Our Buyer Persona Development Tool provides some great pointers and a template for creating segments and personas.
The marketing automation platform-CRM combination is the backbone of lead management, and there is a long list of systems out there that marketers can use to help manage leads as they come into the funnel. It’s easy to get enamored with tools that perform lead-to-account matching, territory lead assignment, lead scoring, etc. and forget about how important it is to establish a well-defined process first. This includes setting up clear definitions for each funnel stage, marketing and sales SLAs for lead follow-up, and clear lead rules of engagement. Once these are completed and clearly documented (don’t forget this part), systems can then be built around the established processes.
Some questions that need to be answered include:
- What are the specific criteria for moving a lead from one stage of the funnel to another?
- When a lead matches an existing account, how is it assigned?
- How are net new leads assigned?
- How long do sales have to follow up on a lead?
This white paper outlines how to establish a good lead management process.
The important thing here is to establish a well-defined funnel that is clearly documented. After that, you’re ready to dive into your marketing automation, CRM, and other systems to operationalize what you have defined.
Campaign Reporting and Analytics
Reporting and analytics are where the rubber meets the road when it comes to marketing automation in particular, and demand generation in general. At the end of the day, measuring your efforts lets you know if your marketing campaigns are effective, and lets you prove marketing’s worth — and the worth of your new MarTech deployment — to the rest of the organization.
The first thing to tackle with regards to analytics is to list out the metrics you would like to have on the “dashboard of your dreams.” After paring them down to the most important, you can build out a wireframe of what that dashboard might look like.

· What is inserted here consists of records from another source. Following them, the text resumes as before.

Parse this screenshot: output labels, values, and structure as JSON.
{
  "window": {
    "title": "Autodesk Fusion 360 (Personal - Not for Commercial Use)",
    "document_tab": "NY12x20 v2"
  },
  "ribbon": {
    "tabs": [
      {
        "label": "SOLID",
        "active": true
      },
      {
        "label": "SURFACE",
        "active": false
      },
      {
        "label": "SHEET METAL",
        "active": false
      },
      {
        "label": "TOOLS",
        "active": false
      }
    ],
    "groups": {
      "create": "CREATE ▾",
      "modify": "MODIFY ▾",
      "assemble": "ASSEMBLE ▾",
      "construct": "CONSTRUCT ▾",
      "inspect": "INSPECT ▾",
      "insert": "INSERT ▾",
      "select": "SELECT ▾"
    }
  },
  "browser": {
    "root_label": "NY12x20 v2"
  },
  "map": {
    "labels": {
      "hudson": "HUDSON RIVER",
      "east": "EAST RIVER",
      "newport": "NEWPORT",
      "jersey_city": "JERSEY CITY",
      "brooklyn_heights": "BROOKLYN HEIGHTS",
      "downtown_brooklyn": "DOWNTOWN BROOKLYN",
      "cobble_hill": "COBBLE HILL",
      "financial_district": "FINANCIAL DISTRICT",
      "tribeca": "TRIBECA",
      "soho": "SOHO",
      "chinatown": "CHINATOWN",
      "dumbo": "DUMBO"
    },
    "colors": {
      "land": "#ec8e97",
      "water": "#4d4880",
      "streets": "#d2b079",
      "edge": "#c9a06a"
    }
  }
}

To be honest, deciding on metrics and building out a wireframe is actually the easy part. The worst thing that can happen (and unfortunately, I’m speaking from personal experience here) is that you create a great dashboard with the right metrics and visualization, but the data turns out to be inaccurate, misleading, or missing altogether in your system. To avoid this, spend some time reviewing your data and processes and then decide whether you can actually track the metrics you would like to measure. This includes reviewing fields for completeness and standardization, determining a campaign taxonomy and framework, and deciding how marketing touches will be assessed for value in attribution. The end goal is to create a systematized, replicable process for tracking campaigns that will be used consistently throughout your organization. Check out our reporting and analytics white paper for more information on how to get started.
Even the best designed and most technically sound systems can become shelfware if they are implemented before undertaking sound process design. Remember, blueprints first, then build. Sometimes, though, you’re so busy creating and managing campaigns that you just don’t have the bandwidth to take a step back to define and document these processes. If that’s the case, we can help. Drop us a line and let’s talk!
Mike Wallgren, the Client Engagement Manager at DemandGen, helps clients see the vision of how solid business process and marketing technology solutions can help them succeed at demand generation. He has worked with CRM and marketing automation solutions since 2005 and has helped build solutions at companies of all sizes. He firmly believes that a data- and process-driven approach helps marketing demonstrate their value to the organization.